July 16, 2015
Ida B. Wells' 153rd Birthday
Ida B. Wells, born in 1862, proved that words can be extremely powerful — strong enough to fight even the most entrenched segregation and discrimination.
Wells was a voracious reader, and had devoured the entirety of Shakespeare and Dickens before she turned twenty. A gifted writer and orator, she was unabashedly candid--in her diaries, she describes the heroine of Les Miserables as “sweet, lovely and all that, but utterly without depth… fit only for love, sunshine [and] flowers.”
Such sweetness was simply not her style. Fearless and uncompromising, she was a fierce opponent of segregation and wrote prolifically on the civil injustices that beleaguered her world. By twenty-five she was editor of the Memphis-based Free Speech and Headlight, and continued to publicly decry inequality even after her printing press was destroyed by a mob of locals who opposed her message.
In 1894, while living in Chicago, she became a paid correspondent for the broadly distributed Daily Inter Ocean, and in 1895 she assumed full control of the Chicago Conservator.
As Matt Cruickshank illustrates in today’s Doodle, Wells also traveled the world to help people learn how to take a stand against injustice. She co-founded the National Association for the Advancement of Colored People (NAACP) and established the Alpha Suffrage Club in Chicago. One of her most important actions as a suffragette was to oppose the idea that black and white contingents should march separately. At the National American Woman Suffrage Association parade in 1913, she marched with white delegates, showing that different types of discrimination must often be fought together.
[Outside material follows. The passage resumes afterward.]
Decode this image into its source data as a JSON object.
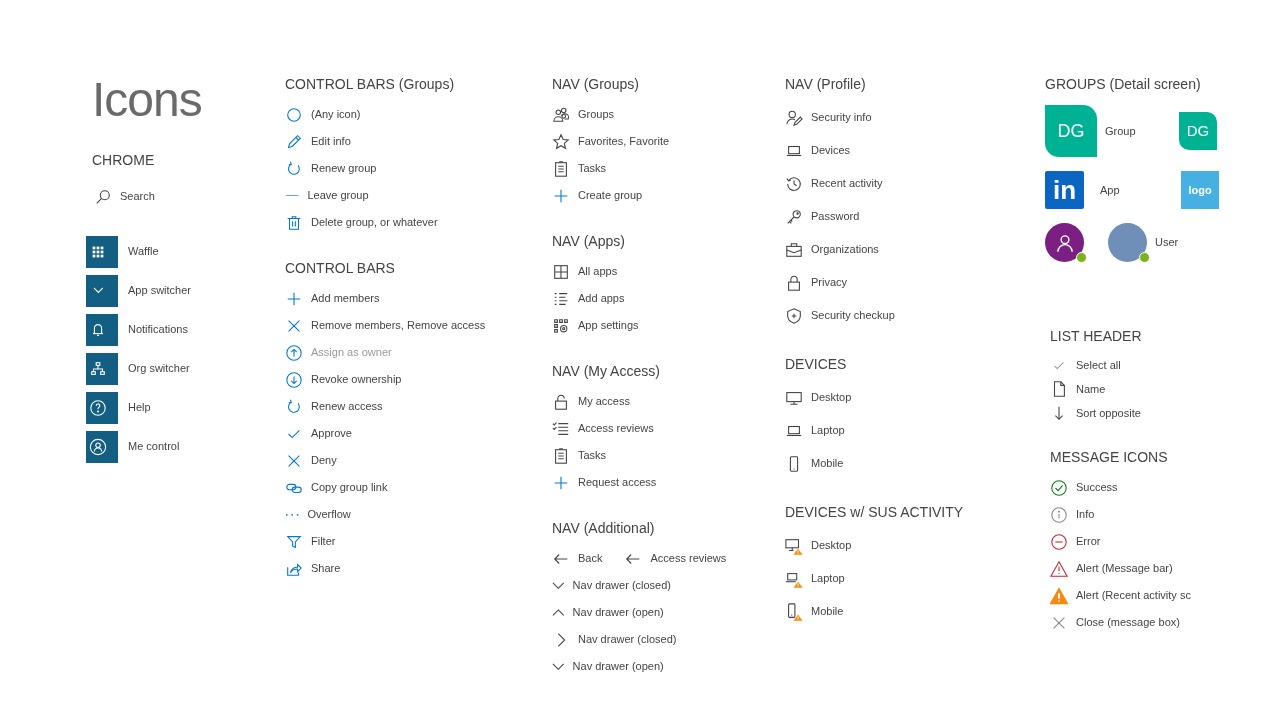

Wells continued to work for full political rights for all American women for the rest of her life.
Today, for her 153rd birthday, we salute Ida B. Wells with a Doodle that commemorates her journalistic mettle and her unequivocal commitment to the advancement of civil liberties.
Early visual explorations by Doodler Matt Cruickshank